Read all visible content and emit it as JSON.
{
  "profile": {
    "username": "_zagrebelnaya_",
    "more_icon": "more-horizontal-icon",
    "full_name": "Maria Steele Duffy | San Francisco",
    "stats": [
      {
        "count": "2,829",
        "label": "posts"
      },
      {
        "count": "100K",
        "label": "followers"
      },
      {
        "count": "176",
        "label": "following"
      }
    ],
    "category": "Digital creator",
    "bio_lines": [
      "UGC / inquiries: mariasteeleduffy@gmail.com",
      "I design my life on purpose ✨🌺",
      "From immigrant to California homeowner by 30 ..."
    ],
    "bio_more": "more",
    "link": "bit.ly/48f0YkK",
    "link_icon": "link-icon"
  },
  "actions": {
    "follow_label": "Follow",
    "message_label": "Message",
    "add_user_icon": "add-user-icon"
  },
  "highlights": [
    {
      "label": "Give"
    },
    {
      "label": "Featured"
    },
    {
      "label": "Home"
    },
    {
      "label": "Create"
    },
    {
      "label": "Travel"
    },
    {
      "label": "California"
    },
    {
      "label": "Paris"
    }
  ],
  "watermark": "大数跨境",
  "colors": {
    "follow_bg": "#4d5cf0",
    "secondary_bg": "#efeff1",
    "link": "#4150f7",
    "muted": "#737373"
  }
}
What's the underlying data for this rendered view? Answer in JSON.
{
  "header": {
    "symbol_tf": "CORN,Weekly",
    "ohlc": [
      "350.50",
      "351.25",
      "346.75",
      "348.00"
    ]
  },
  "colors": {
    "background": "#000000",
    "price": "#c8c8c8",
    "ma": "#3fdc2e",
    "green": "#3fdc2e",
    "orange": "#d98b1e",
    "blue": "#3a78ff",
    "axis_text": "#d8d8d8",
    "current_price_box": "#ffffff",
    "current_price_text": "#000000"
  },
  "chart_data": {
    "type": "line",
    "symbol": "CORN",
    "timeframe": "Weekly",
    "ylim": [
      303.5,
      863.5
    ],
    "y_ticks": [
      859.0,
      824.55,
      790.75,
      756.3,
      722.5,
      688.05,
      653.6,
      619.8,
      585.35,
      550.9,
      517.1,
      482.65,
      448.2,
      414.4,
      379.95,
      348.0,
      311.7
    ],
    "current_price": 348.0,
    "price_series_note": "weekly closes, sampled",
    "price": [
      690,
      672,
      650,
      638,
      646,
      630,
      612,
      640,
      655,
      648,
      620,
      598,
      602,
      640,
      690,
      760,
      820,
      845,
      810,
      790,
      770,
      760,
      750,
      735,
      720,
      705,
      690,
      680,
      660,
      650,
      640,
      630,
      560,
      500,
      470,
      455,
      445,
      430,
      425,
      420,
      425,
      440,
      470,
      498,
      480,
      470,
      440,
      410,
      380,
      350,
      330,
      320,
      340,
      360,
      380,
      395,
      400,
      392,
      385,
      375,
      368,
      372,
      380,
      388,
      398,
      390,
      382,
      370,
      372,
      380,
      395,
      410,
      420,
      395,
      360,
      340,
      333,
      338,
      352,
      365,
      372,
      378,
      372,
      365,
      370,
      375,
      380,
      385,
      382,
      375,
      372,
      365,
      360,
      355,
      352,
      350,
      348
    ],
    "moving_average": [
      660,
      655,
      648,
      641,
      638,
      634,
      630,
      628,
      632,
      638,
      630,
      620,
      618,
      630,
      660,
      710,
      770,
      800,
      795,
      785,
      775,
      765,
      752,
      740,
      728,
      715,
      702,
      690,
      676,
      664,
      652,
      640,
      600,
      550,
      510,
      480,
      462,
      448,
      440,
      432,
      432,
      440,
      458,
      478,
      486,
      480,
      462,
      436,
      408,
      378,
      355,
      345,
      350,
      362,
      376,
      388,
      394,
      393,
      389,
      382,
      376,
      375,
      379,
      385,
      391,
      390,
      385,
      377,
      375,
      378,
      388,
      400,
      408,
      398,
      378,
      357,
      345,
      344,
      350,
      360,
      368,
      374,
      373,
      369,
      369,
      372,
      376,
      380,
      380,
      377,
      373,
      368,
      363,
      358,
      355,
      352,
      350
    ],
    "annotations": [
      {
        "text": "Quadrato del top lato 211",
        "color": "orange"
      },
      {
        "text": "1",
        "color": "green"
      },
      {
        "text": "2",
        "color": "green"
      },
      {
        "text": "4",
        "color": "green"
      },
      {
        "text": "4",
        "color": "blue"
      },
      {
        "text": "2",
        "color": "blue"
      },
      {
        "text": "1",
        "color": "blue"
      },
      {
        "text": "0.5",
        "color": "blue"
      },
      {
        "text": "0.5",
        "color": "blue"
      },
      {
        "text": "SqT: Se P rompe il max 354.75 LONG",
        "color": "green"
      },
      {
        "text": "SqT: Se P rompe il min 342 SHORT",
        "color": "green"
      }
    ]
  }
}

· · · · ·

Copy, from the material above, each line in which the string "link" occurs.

* [WRITTEN SOLUTION]:
    "link": "bit.ly/48f0YkK",
    "link_icon": "link-icon"
    "link": "#4150f7",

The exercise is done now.